Nothing in the data should be altered when it is repeated in full.

Material for this task:
● ● ● ●

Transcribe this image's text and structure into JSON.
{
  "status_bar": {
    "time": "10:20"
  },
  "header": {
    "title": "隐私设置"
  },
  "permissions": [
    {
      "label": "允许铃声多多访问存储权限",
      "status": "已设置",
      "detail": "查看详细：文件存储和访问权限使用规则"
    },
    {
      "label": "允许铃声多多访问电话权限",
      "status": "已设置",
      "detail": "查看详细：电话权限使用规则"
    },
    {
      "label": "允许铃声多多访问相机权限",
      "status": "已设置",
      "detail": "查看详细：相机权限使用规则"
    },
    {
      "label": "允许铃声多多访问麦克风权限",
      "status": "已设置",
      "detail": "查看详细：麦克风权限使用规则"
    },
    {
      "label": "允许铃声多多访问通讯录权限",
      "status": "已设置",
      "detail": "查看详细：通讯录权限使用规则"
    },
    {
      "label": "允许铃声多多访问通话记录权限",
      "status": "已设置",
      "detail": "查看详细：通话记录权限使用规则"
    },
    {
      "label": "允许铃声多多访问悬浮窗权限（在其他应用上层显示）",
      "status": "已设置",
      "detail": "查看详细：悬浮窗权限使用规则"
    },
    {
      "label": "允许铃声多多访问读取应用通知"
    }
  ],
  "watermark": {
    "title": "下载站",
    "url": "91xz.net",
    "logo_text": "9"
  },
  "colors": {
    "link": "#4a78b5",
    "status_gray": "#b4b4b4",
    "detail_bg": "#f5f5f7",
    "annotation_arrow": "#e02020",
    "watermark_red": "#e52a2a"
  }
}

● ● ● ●

Reply to the task:
Transcribe this image's text and structure into JSON.
{
  "status_bar": {
    "time": "10:20"
  },
  "header": {
    "title": "隐私设置"
  },
  "permissions": [
    {
      "label": "允许铃声多多访问存储权限",
      "status": "已设置",
      "detail": "查看详细：文件存储和访问权限使用规则"
    },
    {
      "label": "允许铃声多多访问电话权限",
      "status": "已设置",
      "detail": "查看详细：电话权限使用规则"
    },
    {
      "label": "允许铃声多多访问相机权限",
      "status": "已设置",
      "detail": "查看详细：相机权限使用规则"
    },
    {
      "label": "允许铃声多多访问麦克风权限",
      "status": "已设置",
      "detail": "查看详细：麦克风权限使用规则"
    },
    {
      "label": "允许铃声多多访问通讯录权限",
      "status": "已设置",
      "detail": "查看详细：通讯录权限使用规则"
    },
    {
      "label": "允许铃声多多访问通话记录权限",
      "status": "已设置",
      "detail": "查看详细：通话记录权限使用规则"
    },
    {
      "label": "允许铃声多多访问悬浮窗权限（在其他应用上层显示）",
      "status": "已设置",
      "detail": "查看详细：悬浮窗权限使用规则"
    },
    {
      "label": "允许铃声多多访问读取应用通知"
    }
  ],
  "watermark": {
    "title": "下载站",
    "url": "91xz.net",
    "logo_text": "9"
  },
  "colors": {
    "link": "#4a78b5",
    "status_gray": "#b4b4b4",
    "detail_bg": "#f5f5f7",
    "annotation_arrow": "#e02020",
    "watermark_red": "#e52a2a"
  }
}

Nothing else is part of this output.